Create Space Between Food:
Overcrowding, like having an HVAC vent that’s closed, can prevent the cooling of what’s in your freezer. By creating space between food items, cold air can properly circulate around items in your freezer.
Tip: For a few dollars apiece, you can purchase plastic bins with holes to create space in between items and organize your food.
Don’t Freeze It!: Not every food item should be frozen. Travel and Cook has the following list of what you shouldn’t be freezing:
- Raw eggs still in the shell (they will expand and may crack)
- Hard-boiled eggs go rubbery
- Vegetables with a high water content, such as lettuce, cucumber, bean sprouts and radishes, go limp and mushy
- Soft herbs, like parsley, basil, and chives, go brown
- Egg-based sauces, such as mayonnaise, will separate and curdle
- Plain yogurt, low-fat cream cheese, single cream and cottage cheese go watery
Additional Tip: Carbonated beverages should not be frozen or placed inside your freezer due to the risk of the cans or bottles exploding.
Keep It Running and Occupied: Freezer systems want to run, constantly. Keeping your freezer plugged in and running will keep the system functioning at its best. An empty freezer will have to work harder, so if you pull all the contents out, leave a couple of jugs of water inside and turn the temperature to a warmer setting.
While it won’t hurt the system to turn it off for a season, a system that runs constantly will have a longer life. If you do decide to shut it down while not in use, prop the lid or door open to avoid mold and mildew growth inside the unit. If you have to leave the door or lid closed, look into placing something like a jar of Tea Tree Power Gel, that naturally eliminates mold, mildew and odors inside to keep you the interior of your freezer unit fresh for your return.
Defrost Ice Build-Up: It is inevitable to get some frost build-up in your freezer. This frost is created from moisture that gets into the box and is most commonly due to a poor seal or just from normal use of opening and closing the unit letting warm air in, which turns into water vapor. Having a huge block of ice on your evaporator or walls of your freezer will make it run less efficiently.
Depending on your freezer system, there are a few ways to defrost your system safely and properly. Some freezers come with a build-in automatic defrost. If you have an auto-defrost system you’re in luck, and you don’t have to do anything since the system will care for itself. If you have significant frost build up in a “frost-free” freezer, you may want to have a technician look at it as it could be a symptom of an issue. If your system doesn’t defrost automatically, here are three of the most common defrost options:
- Remove all the items in the freezer, turn it off and let the ice melt. Make sure to place some towels to catch the water so it doesn’t wind up on the floor.
- Wet a sponge with warm water and melt the ice as it is applied.
- If you have a chest or bench-style unit, like a Frigibar, with a drain in the bottom, running or pouring water over the ice build up to melt it will do the trick.

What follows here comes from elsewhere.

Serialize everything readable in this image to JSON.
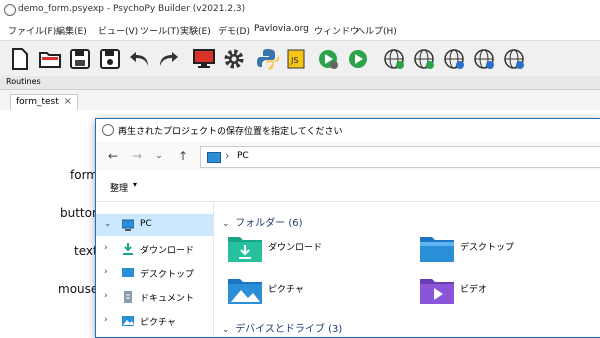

With any of the methods, make sure to wipe the freezer walls and evaporator coil dry before turning the system on.
Additional Tip: If you have a freezer system that uses an exposed evaporator plate, never, ever, ever (we can’t stress this enough) use an ice pick, knife, or other object that may puncture the evaporator plate. One small puncture will render your system useless and repairs or replacements are often costly.
Take good care of your freezer system and it will take care of you for a long time to come!
Use the best in marine refrigeration – order your Frigibar marine refrigeration system today on Frigibar.com. Have questions? We are happy to help! Call 305-757-7697 to speak with one of our experts today.